It is often said that personal statements are often autobiographical. This may well be true, because a wise maxim is "write about what you know." And, if there is one thing we all know more about than anything else it is our own lives. Often students only write about the reasons why they wish to embark on a particular university course and many personal statements lack emotion, suspense, and tension. However, in a work of fact, emotion, is a key ingredient in successful personal statements. And, while students life's may differ considerably from one other, we will each have known the full gamut of emotions. It is important when writing your personal statement that you convey a sense of place to your reader and the way to do that is with the five senses sight, sound, smell, taste and touch. It is all too easy to forget that scenes, which are indelibly etched on your own mind, will not be equally clear in the reader's unless you make them so by your writing.

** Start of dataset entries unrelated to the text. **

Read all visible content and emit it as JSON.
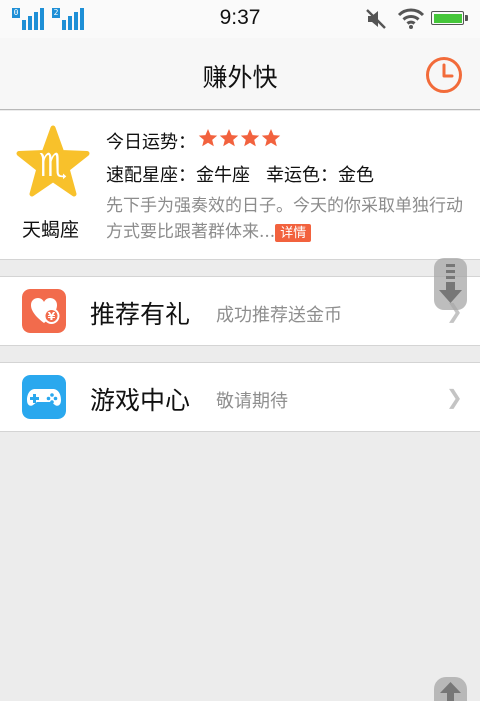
{
  "status_bar": {
    "time": "9:37",
    "sim1_label": "0",
    "sim2_label": "2",
    "battery_level": 1.0,
    "battery_color": "#45c63a"
  },
  "header": {
    "title": "赚外快",
    "history_icon": "clock-history-icon",
    "accent_color": "#f26b3a"
  },
  "horoscope": {
    "sign_icon": "scorpio-star-icon",
    "sign_name": "天蝎座",
    "fortune_label": "今日运势：",
    "fortune_stars": 4,
    "match_text": "速配星座：金牛座",
    "lucky_color_text": "幸运色：金色",
    "description": "先下手为强奏效的日子。今天的你采取单独行动方式要比跟著群体来...",
    "detail_label": "详情"
  },
  "menu": [
    {
      "icon": "heart-gift-icon",
      "icon_color": "#f26b4c",
      "title": "推荐有礼",
      "subtitle": "成功推荐送金币"
    },
    {
      "icon": "gamepad-icon",
      "icon_color": "#2aa8ee",
      "title": "游戏中心",
      "subtitle": "敬请期待"
    }
  ],
  "controls": {
    "scroll_down_icon": "scroll-down-arrow-icon",
    "scroll_up_icon": "scroll-up-arrow-icon"
  }
}
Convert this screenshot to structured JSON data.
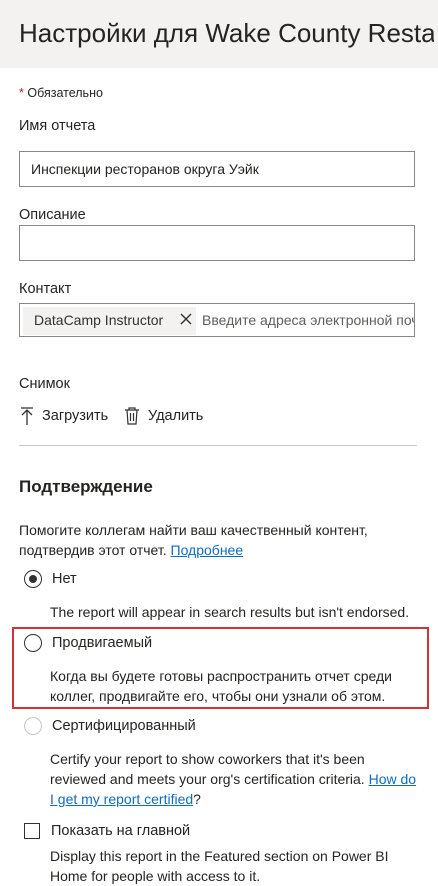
{
  "header": {
    "title": "Настройки для Wake County Restaurant Inspections"
  },
  "form": {
    "required_star": "*",
    "required_note": "Обязательно",
    "report_name": {
      "label": "Имя отчета",
      "value": "Инспекции ресторанов округа Уэйк"
    },
    "description": {
      "label": "Описание",
      "value": ""
    },
    "contact": {
      "label": "Контакт",
      "chip": "DataCamp Instructor",
      "placeholder": "Введите адреса электронной почты"
    },
    "snapshot": {
      "label": "Снимок",
      "upload": "Загрузить",
      "delete": "Удалить"
    }
  },
  "endorsement": {
    "title": "Подтверждение",
    "intro": "Помогите коллегам найти ваш качественный контент, подтвердив этот отчет.",
    "learn_more": "Подробнее",
    "options": {
      "none": {
        "label": "Нет",
        "selected": true,
        "description": "The report will appear in search results but isn't endorsed."
      },
      "promoted": {
        "label": "Продвигаемый",
        "selected": false,
        "description": "Когда вы будете готовы распространить отчет среди коллег, продвигайте его, чтобы они узнали об этом."
      },
      "certified": {
        "label": "Сертифицированный",
        "selected": false,
        "disabled": true,
        "description": "Certify your report to show coworkers that it's been reviewed and meets your org's certification criteria.",
        "link": "How do I get my report certified",
        "suffix": "?"
      }
    }
  },
  "featured": {
    "label": "Показать на главной",
    "checked": false,
    "description": "Display this report in the Featured section on Power BI Home for people with access to it."
  },
  "colors": {
    "link": "#0f6cbd",
    "highlight": "#d13438",
    "required": "#a4262c",
    "header_bg": "#f3f2f1"
  }
}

Address Your Weaknesses (If Necessary). The personal statement presents an opportunity to address weaknesses in your applications and offer explanations as to why things went wrong. Drawing attention to the low points in your application is a risky business, and pulling this off correctly can be tricky. If you feel it necessary to justify or explain something, first ask yourself the following two questions: a) Is this issue worth mentioning? b) Does your explanation legitimize the deficiency? For example, there is no need to address the fact that you received a B in physics. On the other hand, a failing grade in physics is something that is probably worth addressing. If you failed physics because you found it too hard or simply got lazy, it is better to leave the issue unmentioned. A deficiency resulting from circumstances beyond your control, such as an illness or death of a loved one, is something that the admissions committee and your interviewer should know about. When addressing a weakness or deficiency, strive to incorporate that section into your essay so that the essay maintains its flow and focus. Suddenly presenting an idea without connecting it to the rest of your essay will seem jarring and out_of_place to the reader. If the issue is important enough, you may in fact want to build your entire essay's theme around that point.